It’s not clear what inspired the Federal Trade Commission to join the crusade against revenge porn, but the closer you look at the FTC’s recent action against revenge-pornster Craig Brittain, the harder it is to understand — or defend, says Gary Hailey of Venable LLP.
With the emergence of stand-alone cyberinsurance policies, there was little doubt that courts would ultimately be called upon to weigh in on their scope of coverage. Now, that time may have finally come in an apparent case of first impression in Columbia Casualty Co. v. Cottage Health System, say Daniel Marvin and Robert Stern of Stern & Montana LLP.

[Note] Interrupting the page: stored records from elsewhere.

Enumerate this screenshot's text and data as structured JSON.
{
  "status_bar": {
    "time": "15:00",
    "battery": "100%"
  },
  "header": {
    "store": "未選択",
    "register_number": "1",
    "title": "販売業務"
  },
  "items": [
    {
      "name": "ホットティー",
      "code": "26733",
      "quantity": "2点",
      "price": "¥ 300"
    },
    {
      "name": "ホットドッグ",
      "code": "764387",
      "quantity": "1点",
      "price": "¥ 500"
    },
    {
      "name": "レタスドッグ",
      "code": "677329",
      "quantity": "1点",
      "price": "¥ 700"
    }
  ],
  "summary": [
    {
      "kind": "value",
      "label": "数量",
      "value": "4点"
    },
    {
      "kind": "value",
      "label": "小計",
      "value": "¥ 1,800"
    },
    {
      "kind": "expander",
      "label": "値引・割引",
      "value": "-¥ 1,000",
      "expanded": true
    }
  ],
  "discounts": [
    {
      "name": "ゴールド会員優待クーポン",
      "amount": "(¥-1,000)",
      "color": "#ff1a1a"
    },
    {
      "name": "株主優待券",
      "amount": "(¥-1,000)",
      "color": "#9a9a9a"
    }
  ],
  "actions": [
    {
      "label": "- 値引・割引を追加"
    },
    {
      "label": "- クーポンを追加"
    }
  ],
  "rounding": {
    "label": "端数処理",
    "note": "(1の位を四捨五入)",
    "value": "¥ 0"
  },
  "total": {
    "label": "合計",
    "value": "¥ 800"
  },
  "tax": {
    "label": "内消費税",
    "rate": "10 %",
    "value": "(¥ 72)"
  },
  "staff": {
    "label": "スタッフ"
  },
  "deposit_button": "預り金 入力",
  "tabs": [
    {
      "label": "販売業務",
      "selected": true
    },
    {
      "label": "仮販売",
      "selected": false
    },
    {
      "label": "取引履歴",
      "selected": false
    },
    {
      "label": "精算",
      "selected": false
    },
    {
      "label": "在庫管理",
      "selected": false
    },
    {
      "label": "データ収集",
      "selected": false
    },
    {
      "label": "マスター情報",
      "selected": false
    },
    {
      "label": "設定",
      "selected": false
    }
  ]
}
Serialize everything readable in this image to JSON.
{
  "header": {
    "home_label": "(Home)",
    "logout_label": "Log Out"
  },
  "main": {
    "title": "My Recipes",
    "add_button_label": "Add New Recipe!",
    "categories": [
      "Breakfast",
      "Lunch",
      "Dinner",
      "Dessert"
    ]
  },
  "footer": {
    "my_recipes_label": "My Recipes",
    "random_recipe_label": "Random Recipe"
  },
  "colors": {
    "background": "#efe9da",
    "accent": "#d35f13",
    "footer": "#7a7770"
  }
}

Although the Consumer Privacy Protection Act — the latest proposed federal response to the problem of criminal data theft — takes a progressive approach to notice with many welcome reforms, legislators, consumers and businesses affected by the law should ask whether individual notice requirements really achieve enough good to justify their costs, says Joshua Lee of Irell & Manella LLP.
Although programmable, Wi-Fi-enabled thermostats may significantly reduce energy costs, they may inadvertently increase utilities’ exposure to liability and lawsuits by creating a vulnerability that leads to a data breach. Utilities should take steps to mitigate their risk through a Prevent Energy Breach And Liability Agreement or a cyber captive insurance program, say Jeremy Susac and Steven Weber of Berger Singerman LLP.
Although Harrold v. Levi Strauss & Co. and Davis v. Devanlay are similar — both involving a request for information made after a customer’s credit card was swiped — they differ in a significant way. While Davis is largely focused on whether the Song-Beverly Credit Card Act imposes a consumer perception test, the issue in Harrold was whether any request after the transaction is completed would violate the law, say Stephanie Sheridan... (continued)
Government contractors who think cyber and information security applies only to classified or U.S. Department of Defense contracts, take note — a new set of standards from the National Institute of Standards and Technology is on the horizon, say attorneys with Venable LLP.
Despite the proliferation of the use of biometrics, there are very few state statutes and no federal statutes that create civil remedies based on the capture and disclosure of biometric data by private businesses. But enterprising plaintiffs lawyers are attempting to use those that do exist to create a potential new sphere of liability, say attorneys with Winston & Strawn LLP.
Cybercriminals are increasingly deploying clever schemes to exploit company executives and their advisers in connection with corporate transactions, including financing transactions and mergers and acquisitions. These sophisticated schemes include emails that provide a closing or a litigation settlement that would seem wholly legitimate to the recipient, say Brent McIntosh and Judson Littleton of Sullivan & Cromwell LLP.
On its face, the Federal Trade Commission’s recent settlement with Nomi Technologies Inc. is like many FTC privacy cases. Under the surface, however, the case may open the door for the FTC to create a notice-and-choice regime for the physical tracking of consumers, say attorneys with Morrison & Foerster LLP.